Whenever people ask me what I believe, or find out that I’m a Christian, a large part of me winces. I wince because in our culture, Christianity is inextricably linked with certain adjectives — anti-intellectual, anti-gay, politically conservative — that characterize the most vocal, visible Christians in our society. And I wince because I don’t like being associated with any of those adjectives. In these conversations, I feel an almost knee-jerk impulse to say, “Yes, but I believe in evolution and climate change and the Big Bang and I fully support gay marriage and I’m a Democrat and my feelings toward you have nothing to do with what you believe…”
I despise all the baggage that comes with identifying as Christian, but that doesn’t mean I’m not one. Because when you look at my overarching spiritual beliefs — in a God who loves the world, in Jesus as a revolutionary who brought redemption for the world — they align with the definition of Christian. So I can’t deny label, even if I don’t love what it implies. The silver lining is that even though the term makes me uncomfortable, it gives me an opportunity to change people’s perceptions of what Christians are like.

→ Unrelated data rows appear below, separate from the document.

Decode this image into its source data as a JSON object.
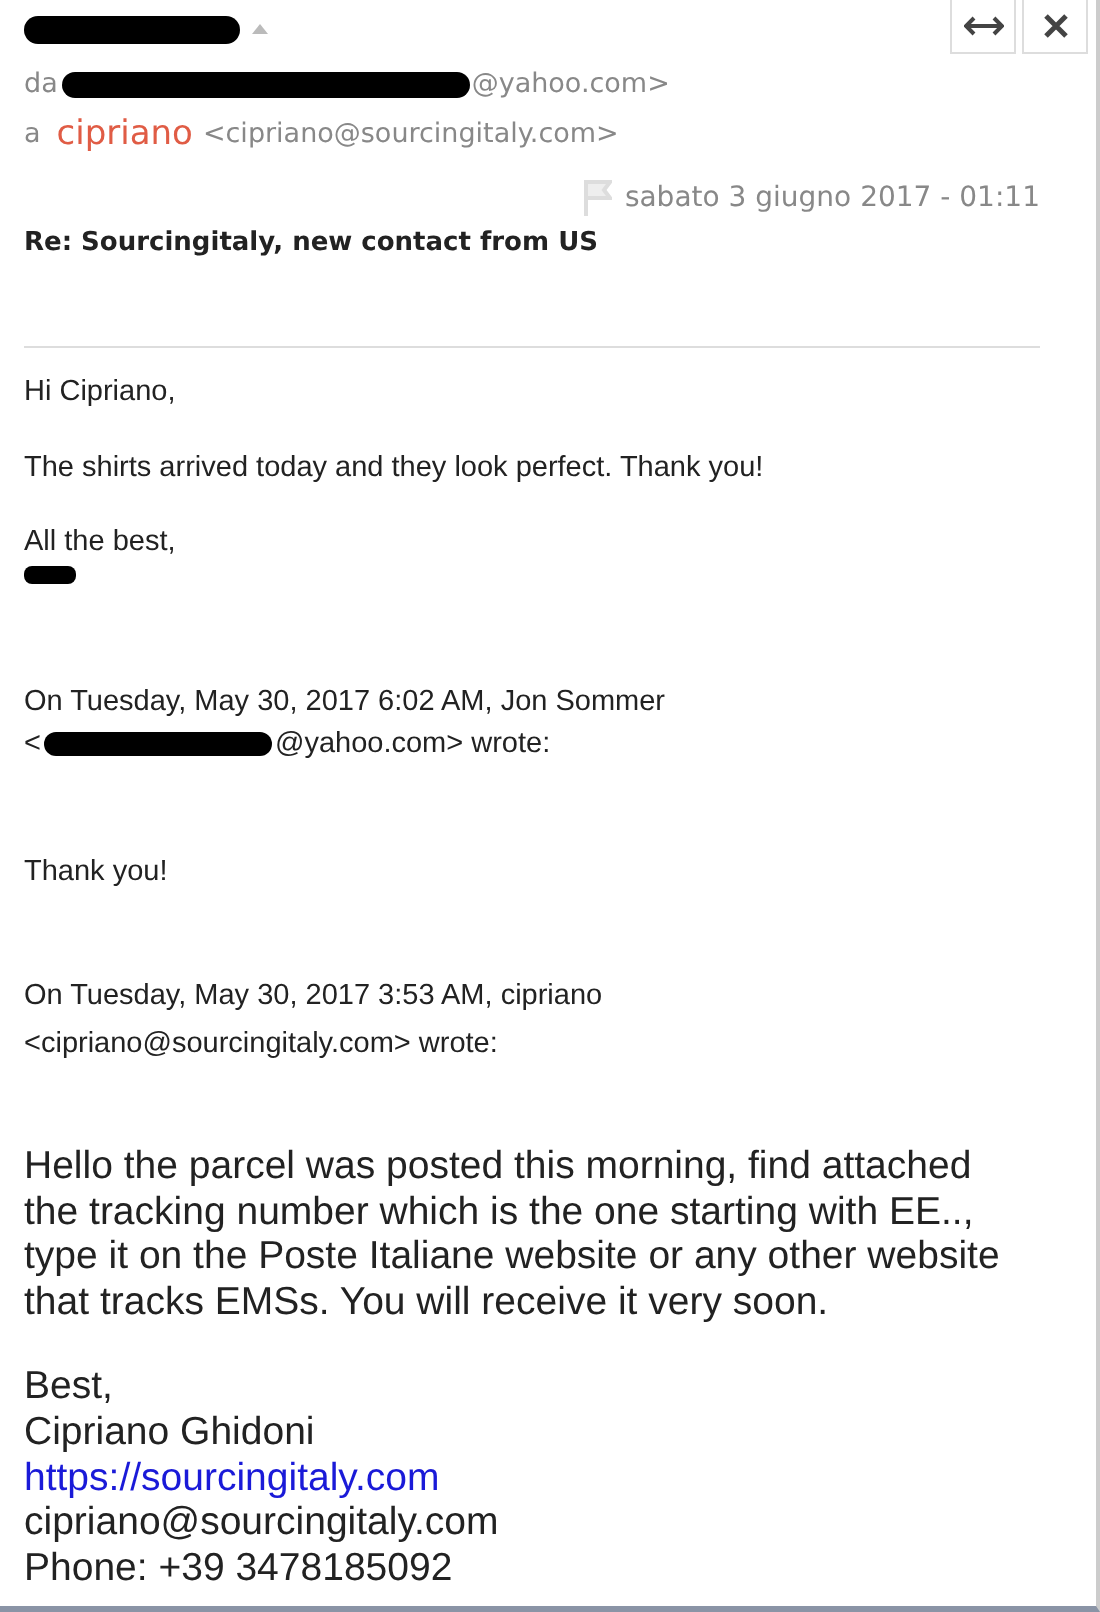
{
  "header": {
    "from_prefix": "da",
    "from_suffix": "@yahoo.com>",
    "to_prefix": "a",
    "to_name": "cipriano",
    "to_address": "<cipriano@sourcingitaly.com>",
    "date": "sabato 3 giugno 2017 - 01:11",
    "subject": "Re: Sourcingitaly, new contact from US"
  },
  "body": {
    "greeting": "Hi Cipriano,",
    "message": "The shirts arrived today and they look perfect. Thank you!",
    "closing": "All the best,",
    "quote1_header": "On Tuesday, May 30, 2017 6:02 AM, Jon Sommer",
    "quote1_address_prefix": "<",
    "quote1_address_suffix": "@yahoo.com> wrote:",
    "quote1_text": "Thank you!",
    "quote2_header": "On Tuesday, May 30, 2017 3:53 AM, cipriano",
    "quote2_address": "<cipriano@sourcingitaly.com> wrote:",
    "quote2_text": "Hello the parcel was posted this morning, find attached the tracking number which is the one starting with EE.., type it on the Poste Italiane website or any other website that tracks EMSs. You will receive it very soon.",
    "signature": [
      {
        "kind": "text",
        "text": "Best,"
      },
      {
        "kind": "text",
        "text": "Cipriano Ghidoni"
      },
      {
        "kind": "link",
        "text": "https://sourcingitaly.com"
      },
      {
        "kind": "text",
        "text": "cipriano@sourcingitaly.com"
      },
      {
        "kind": "text",
        "text": "Phone: +39 3478185092"
      }
    ]
  }
}
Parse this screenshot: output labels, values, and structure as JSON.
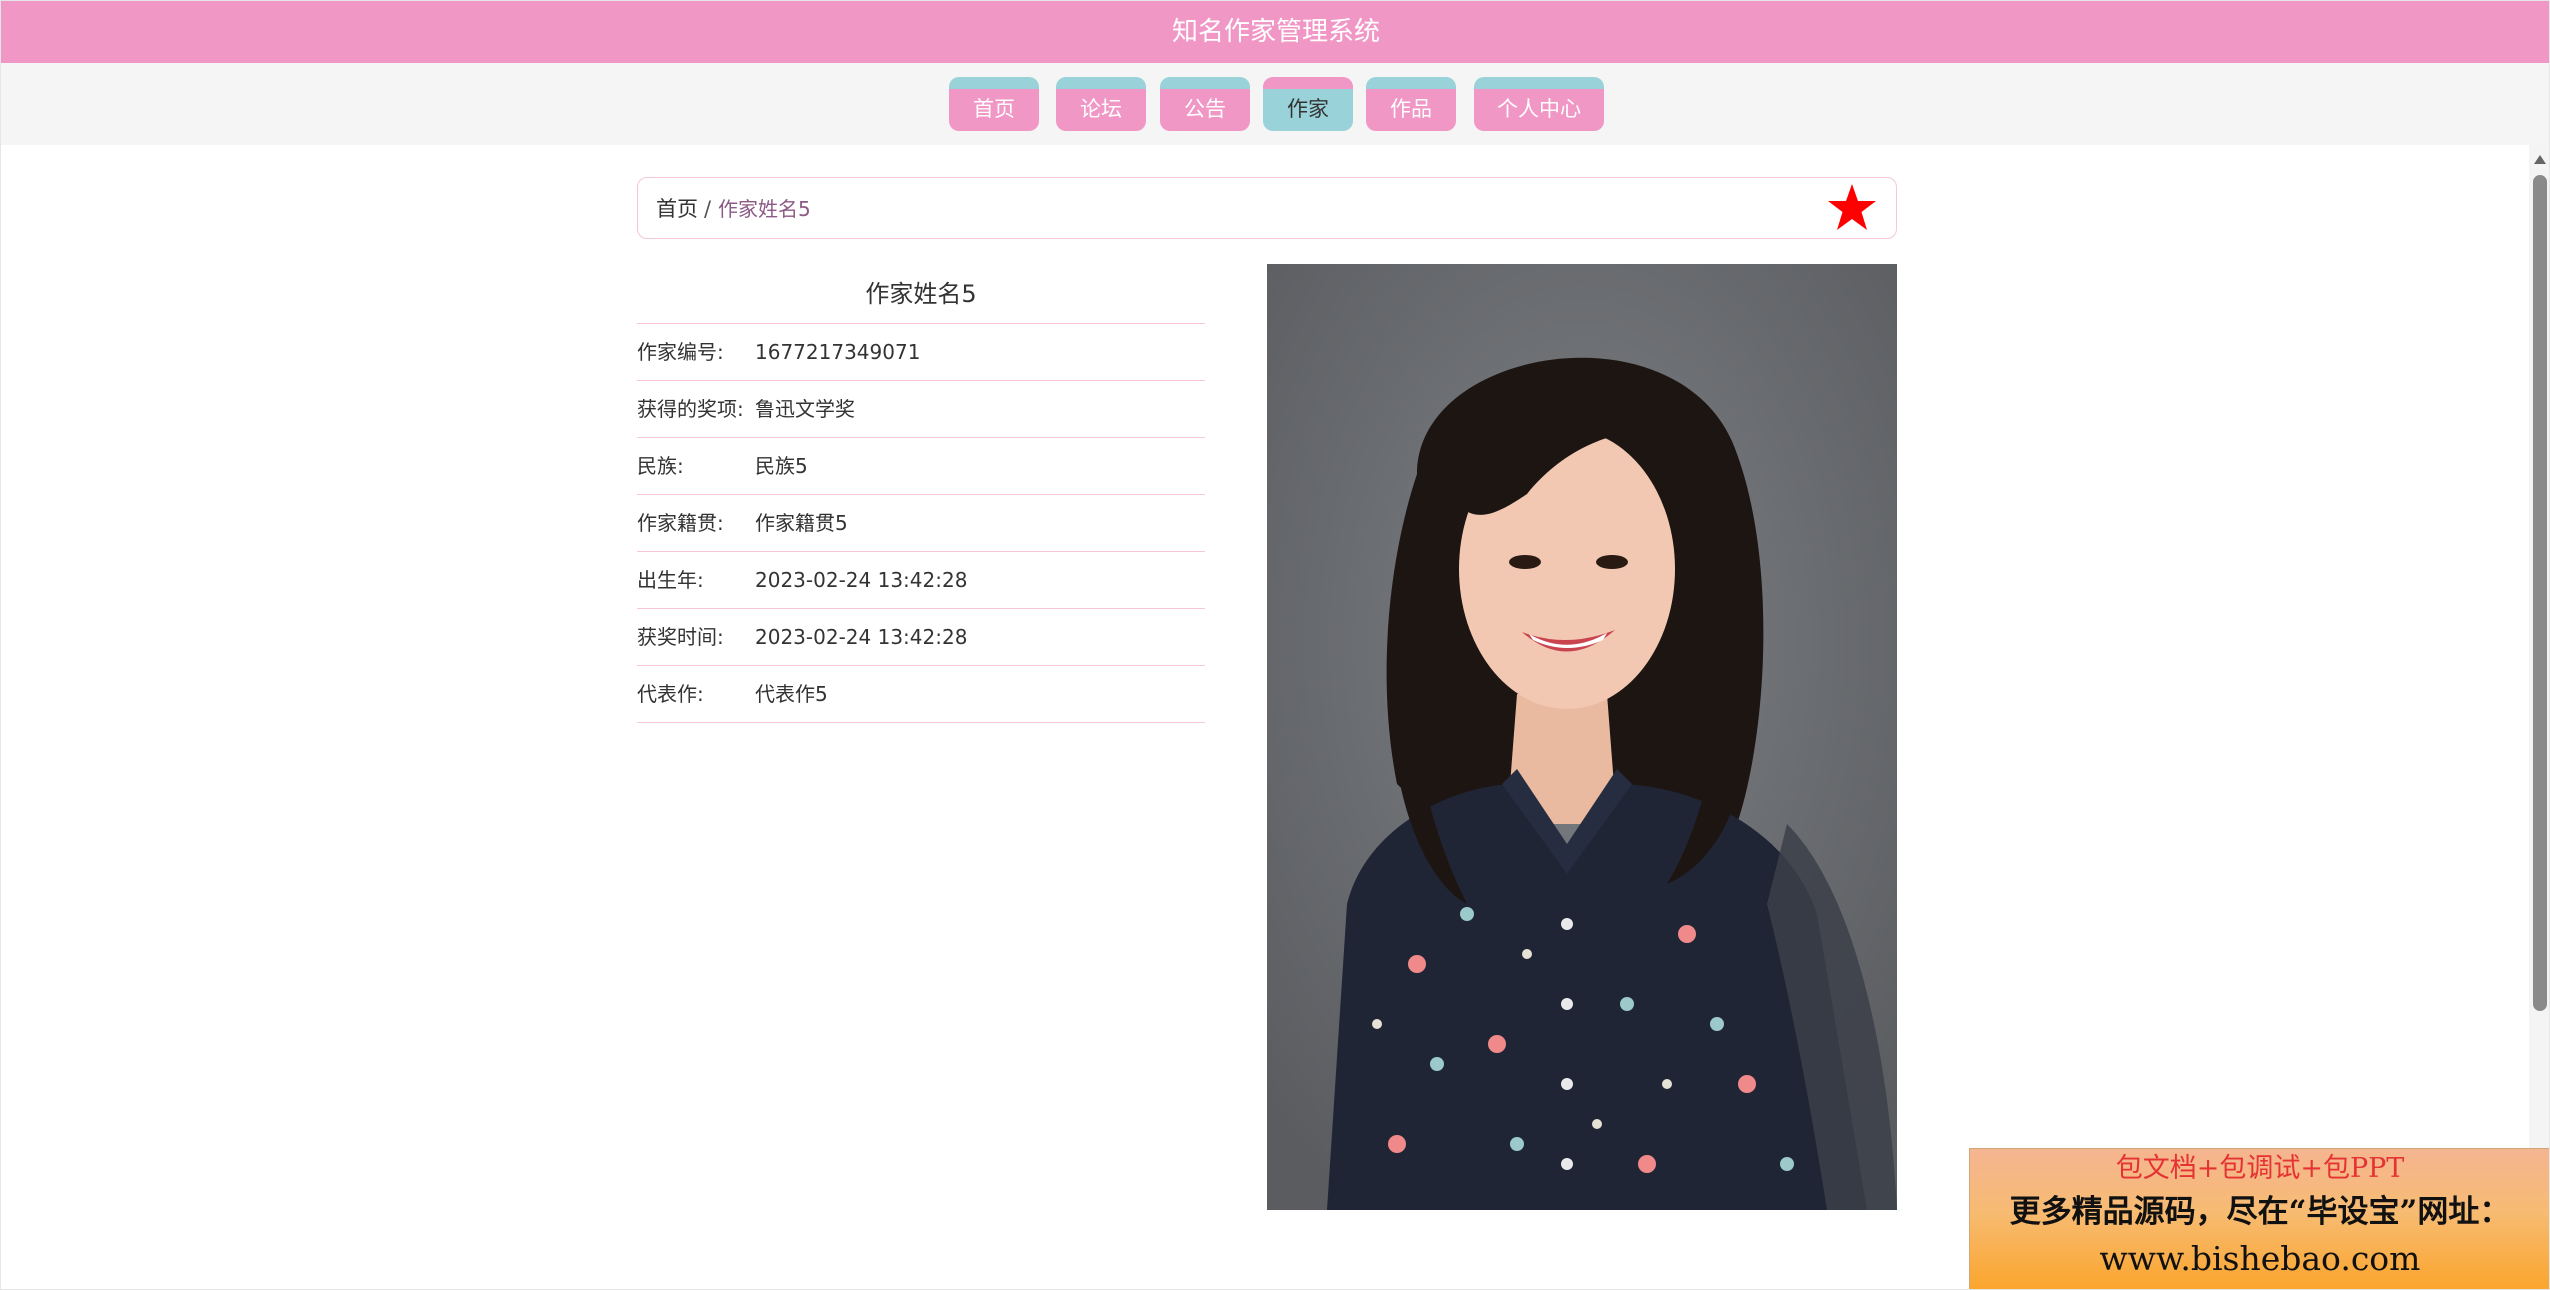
{
  "app": {
    "title": "知名作家管理系统"
  },
  "nav": {
    "items": [
      {
        "label": "首页"
      },
      {
        "label": "论坛"
      },
      {
        "label": "公告"
      },
      {
        "label": "作家"
      },
      {
        "label": "作品"
      },
      {
        "label": "个人中心"
      }
    ],
    "active": "作家"
  },
  "breadcrumb": {
    "home": "首页",
    "separator": "/",
    "current": "作家姓名5"
  },
  "favorite": {
    "icon": "star-icon",
    "color": "#ff0000"
  },
  "detail": {
    "title": "作家姓名5",
    "rows": [
      {
        "label": "作家编号:",
        "value": "1677217349071"
      },
      {
        "label": "获得的奖项:",
        "value": "鲁迅文学奖"
      },
      {
        "label": "民族:",
        "value": "民族5"
      },
      {
        "label": "作家籍贯:",
        "value": "作家籍贯5"
      },
      {
        "label": "出生年:",
        "value": "2023-02-24 13:42:28"
      },
      {
        "label": "获奖时间:",
        "value": "2023-02-24 13:42:28"
      },
      {
        "label": "代表作:",
        "value": "代表作5"
      }
    ]
  },
  "ad": {
    "line1": "包文档+包调试+包PPT",
    "line2": "更多精品源码，尽在“毕设宝”网址：",
    "line3": "www.bishebao.com"
  },
  "colors": {
    "primary_pink": "#f197c6",
    "accent_teal": "#99d3d9",
    "border_pink": "#f6c6da"
  }
}
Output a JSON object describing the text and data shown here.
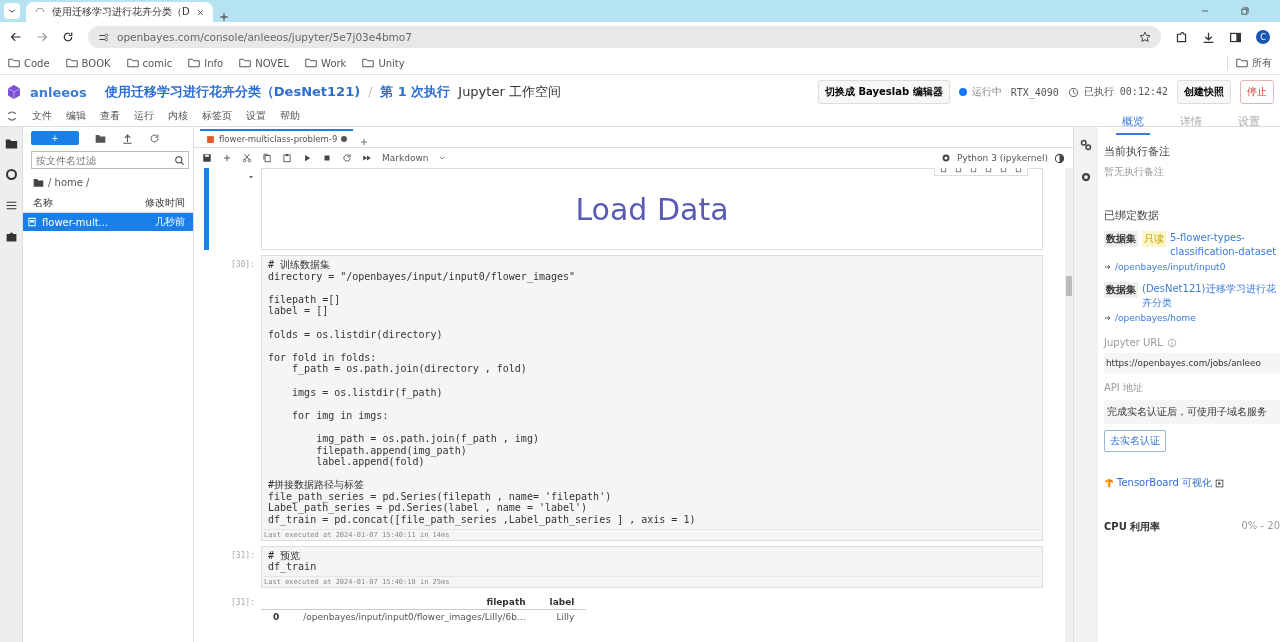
{
  "browser": {
    "tab_title": "使用迁移学习进行花卉分类（D",
    "url": "openbayes.com/console/anleeos/jupyter/5e7j03e4bmo7",
    "bookmarks": [
      "Code",
      "BOOK",
      "comic",
      "Info",
      "NOVEL",
      "Work",
      "Unity"
    ],
    "bookmarks_more": "所有",
    "profile_initial": "C"
  },
  "header": {
    "user": "anleeos",
    "project": "使用迁移学习进行花卉分类（DesNet121)",
    "separator": "/",
    "execution": "第 1 次执行",
    "workspace": "Jupyter 工作空间",
    "switch_button": "切换成 Bayeslab 编辑器",
    "status": {
      "label": "运行中",
      "color": "#1677ff"
    },
    "gpu": "RTX_4090",
    "elapsed": "已执行 00:12:42",
    "snapshot_button": "创建快照",
    "stop_button": "停止"
  },
  "menu": [
    "文件",
    "编辑",
    "查看",
    "运行",
    "内核",
    "标签页",
    "设置",
    "帮助"
  ],
  "file_browser": {
    "new_button": "+",
    "search_placeholder": "按文件名过滤",
    "path": "/ home /",
    "columns": [
      "名称",
      "修改时间"
    ],
    "files": [
      {
        "name": "flower-mult...",
        "modified": "几秒前",
        "selected": true
      }
    ]
  },
  "notebook": {
    "tab": {
      "title": "flower-multiclass-problem-9",
      "unsaved": true
    },
    "cell_type": "Markdown",
    "kernel": "Python 3 (ipykernel)",
    "cells": [
      {
        "kind": "markdown",
        "selected": true,
        "heading": "Load Data"
      },
      {
        "kind": "code",
        "selected": false,
        "prompt": "[30]:",
        "code": "# 训练数据集\ndirectory = \"/openbayes/input/input0/flower_images\"\n\nfilepath =[]\nlabel = []\n\nfolds = os.listdir(directory)\n\nfor fold in folds:\n    f_path = os.path.join(directory , fold)\n\n    imgs = os.listdir(f_path)\n\n    for img in imgs:\n\n        img_path = os.path.join(f_path , img)\n        filepath.append(img_path)\n        label.append(fold)\n\n#拼接数据路径与标签\nfile_path_series = pd.Series(filepath , name= 'filepath')\nLabel_path_series = pd.Series(label , name = 'label')\ndf_train = pd.concat([file_path_series ,Label_path_series ] , axis = 1)",
        "exec_info": "Last executed at 2024-01-07 15:40:11 in 14ms"
      },
      {
        "kind": "code",
        "selected": false,
        "prompt": "[31]:",
        "code": "# 预览\ndf_train",
        "exec_info": "Last executed at 2024-01-07 15:40:18 in 25ms"
      },
      {
        "kind": "output",
        "selected": false,
        "prompt": "[31]:",
        "columns": [
          "filepath",
          "label"
        ],
        "rows": [
          {
            "index": "0",
            "cells": [
              "/openbayes/input/input0/flower_images/Lilly/6b...",
              "Lilly"
            ]
          }
        ]
      }
    ]
  },
  "right_panel": {
    "tabs": [
      {
        "label": "概览",
        "selected": true
      },
      {
        "label": "详情",
        "selected": false
      },
      {
        "label": "设置",
        "selected": false
      }
    ],
    "note_title": "当前执行备注",
    "note_empty": "暂无执行备注",
    "bound_title": "已绑定数据",
    "datasets": [
      {
        "tag": "数据集",
        "badge": "只读",
        "name": "5-flower-types-classification-dataset",
        "path": "/openbayes/input/input0"
      },
      {
        "tag": "数据集",
        "name": "(DesNet121)迁移学习进行花卉分类",
        "path": "/openbayes/home"
      }
    ],
    "jupyter_url_label": "Jupyter URL",
    "jupyter_url": "https://openbayes.com/jobs/anleeo",
    "api_label": "API 地址",
    "api_value": "完成实名认证后，可使用子域名服务",
    "verify_button": "去实名认证",
    "tensorboard": "TensorBoard 可视化",
    "cpu_label": "CPU 利用率",
    "cpu_value": "0% - 20"
  }
}
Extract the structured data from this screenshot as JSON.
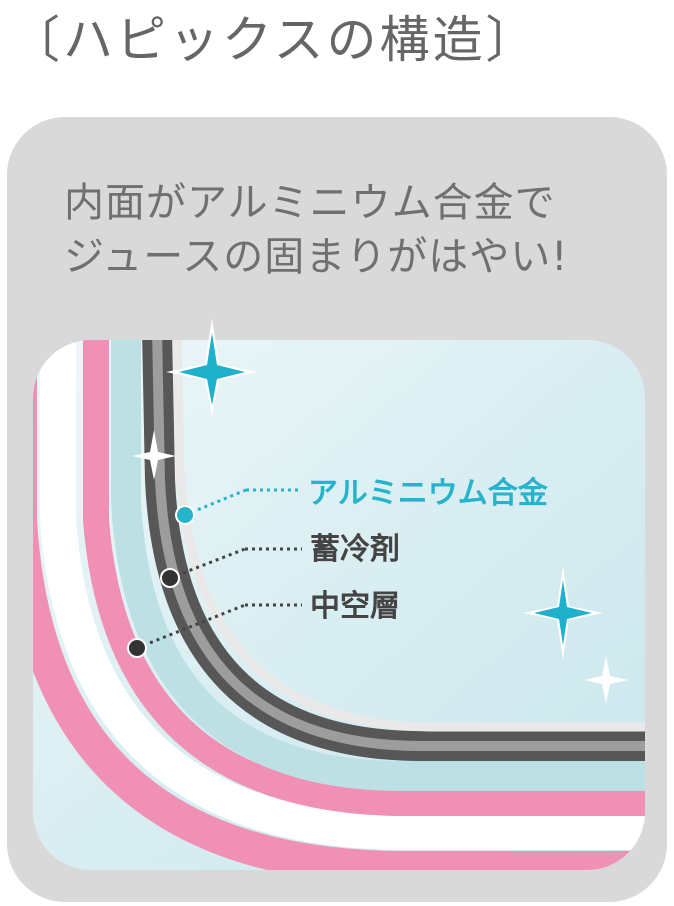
{
  "title": "〔ハピックスの構造〕",
  "headline": {
    "line1": "内面がアルミニウム合金で",
    "line2": "ジュースの固まりがはやい!"
  },
  "layers": {
    "alloy": {
      "label": "アルミニウム合金",
      "color": "#27b3cc"
    },
    "coolant": {
      "label": "蓄冷剤",
      "color": "#444444"
    },
    "hollow": {
      "label": "中空層",
      "color": "#444444"
    }
  },
  "colors": {
    "panel": "#d9d9d9",
    "pink": "#f090b4",
    "light_blue": "#bde0e5",
    "inner": "#dcedf1",
    "sparkle": "#1fb0cc"
  },
  "icons": [
    "sparkle-icon"
  ]
}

In the same way, I wish that people who subscribe to the definition of feminism wouldn’t be so reluctant to take on the label. Yes, some of the baggage might be uncomfortable, especially for those who live in certain communities. But if these folks were willing to identify as feminist, they would probably change some minds about what feminists are like. And maybe people would be a little less hostile to feminism. And maybe we’d be able to make progress toward equal rights a little faster than we are at the moment.